As you may have heard, Nate Silver, who is the Punxsutawney Phil of electoral prognosticators, emerging from his Fortress of Gay Mathmagic every four years to choose our president for us so that we have more time to devote to eating Hot Pockets, watching reality teevee shows, and developing diabetes foot, has taken leave from the New York Time to join ESPN where he will explain wins against replacement (WAR) and Defense-Independent Component ERA to Skip Bayless until he explodes in a flash of blue smoke that smells like fried Slim Jims.
But why would Nate leave what is arguably the most important news organization in the world (if you don’t count TMZ)? It seems that Nate was sand in the lubricant of good news gathering amongst the very serious deep-thinking chin-strokey political writers:
I don’t think Nate Silver ever really fit into the Times culture and I think he was aware of that. He was, in a word, disruptive. Much like the Brad Pitt character in the movie “Moneyball” disrupted the old model of how to scout baseball players, Nate disrupted the traditional model of how to cover politics.
His entire probability-based way of looking at politics ran against the kind of political journalism that The Times specializes in: polling, the horse race, campaign coverage, analysis based on campaign-trail observation, and opinion writing, or “punditry,” as he put it, famously describing it as “fundamentally useless.” Of course, The Times is equally known for its in-depth and investigative reporting on politics.

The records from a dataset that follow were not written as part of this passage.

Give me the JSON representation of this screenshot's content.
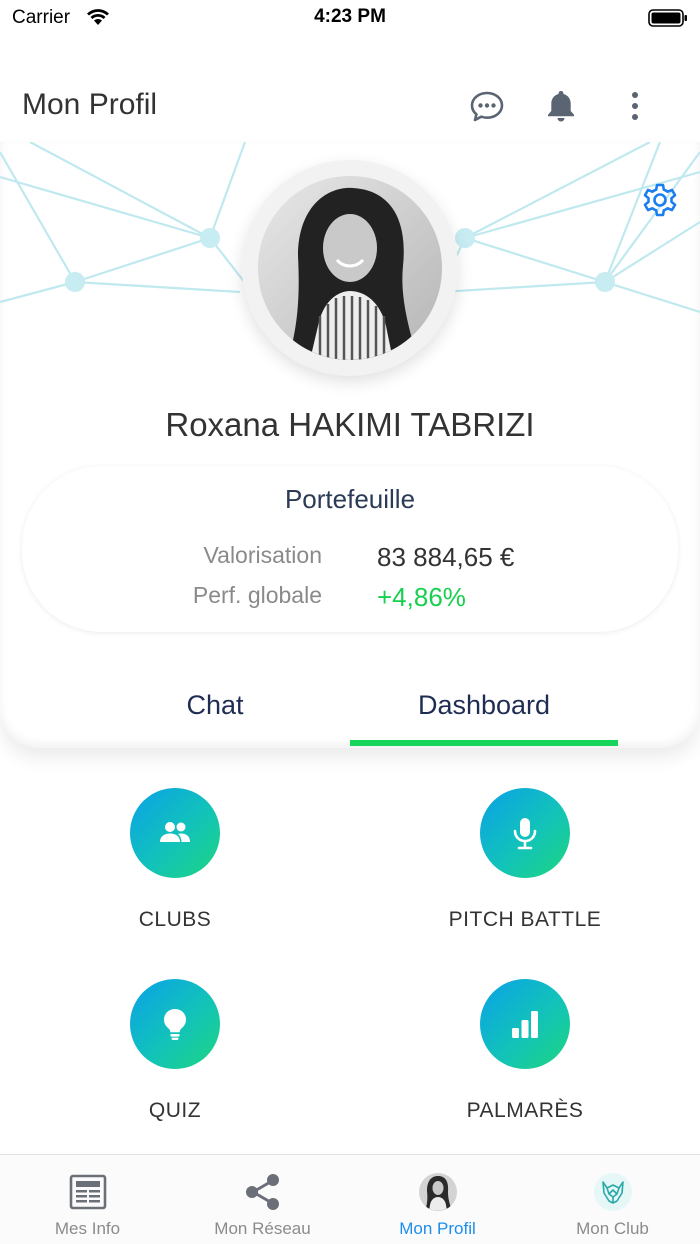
{
  "status_bar": {
    "carrier": "Carrier",
    "time": "4:23 PM"
  },
  "header": {
    "title": "Mon Profil",
    "icons": [
      "chat-icon",
      "bell-icon",
      "more-vertical-icon"
    ]
  },
  "profile": {
    "name": "Roxana HAKIMI TABRIZI",
    "settings_icon": "gear-icon"
  },
  "portfolio": {
    "title": "Portefeuille",
    "valuation_label": "Valorisation",
    "valuation_value": "83 884,65 €",
    "performance_label": "Perf. globale",
    "performance_value": "+4,86%"
  },
  "tabs": [
    {
      "label": "Chat",
      "active": false
    },
    {
      "label": "Dashboard",
      "active": true
    }
  ],
  "dashboard": {
    "items": [
      {
        "label": "CLUBS",
        "icon": "group-icon"
      },
      {
        "label": "PITCH BATTLE",
        "icon": "microphone-icon"
      },
      {
        "label": "QUIZ",
        "icon": "lightbulb-icon"
      },
      {
        "label": "PALMARÈS",
        "icon": "bar-chart-icon"
      }
    ]
  },
  "bottom_nav": {
    "items": [
      {
        "label": "Mes Info",
        "icon": "newspaper-icon",
        "active": false
      },
      {
        "label": "Mon Réseau",
        "icon": "share-icon",
        "active": false
      },
      {
        "label": "Mon Profil",
        "icon": "profile-avatar",
        "active": true
      },
      {
        "label": "Mon Club",
        "icon": "club-logo-icon",
        "active": false
      }
    ]
  },
  "colors": {
    "accent_green": "#17d45a",
    "active_blue": "#1b8ef0",
    "gradient_start": "#0aa1e8",
    "gradient_end": "#1ed57f",
    "tab_text": "#1f2d52"
  }
}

A number of traditional and well-respected Times journalists disliked his work. The first time I wrote about him I suggested that print readers should have the same access to his writing that online readers were getting. I was surprised to quickly hear by e-mail from three high-profile Times political journalists, criticizing him and his work. They were also tough on me for seeming to endorse what he wrote, since I was suggesting that it get more visibility.
…and the kicker:
The Times tried very hard to give him a lot of editorial help and a great platform. It bent over backward to do so, and this, too, disturbed some staff members. It was about to devote a significant number of staff positions to beefing up his presence into its own mini-department.
And by devoting even more staff members to ensure that Silver’s TI-83 was kept loaded with fresh batteries, the Times ran the risk that no one would be shepherding the fine works of David Brooks, Ross Douthat, and Thomas Friedman to print, meaning that we would never be aware that American women were getting abortions out behind the Applebee’s salad bar every Friedman unit, give or take.
And then where would we be…?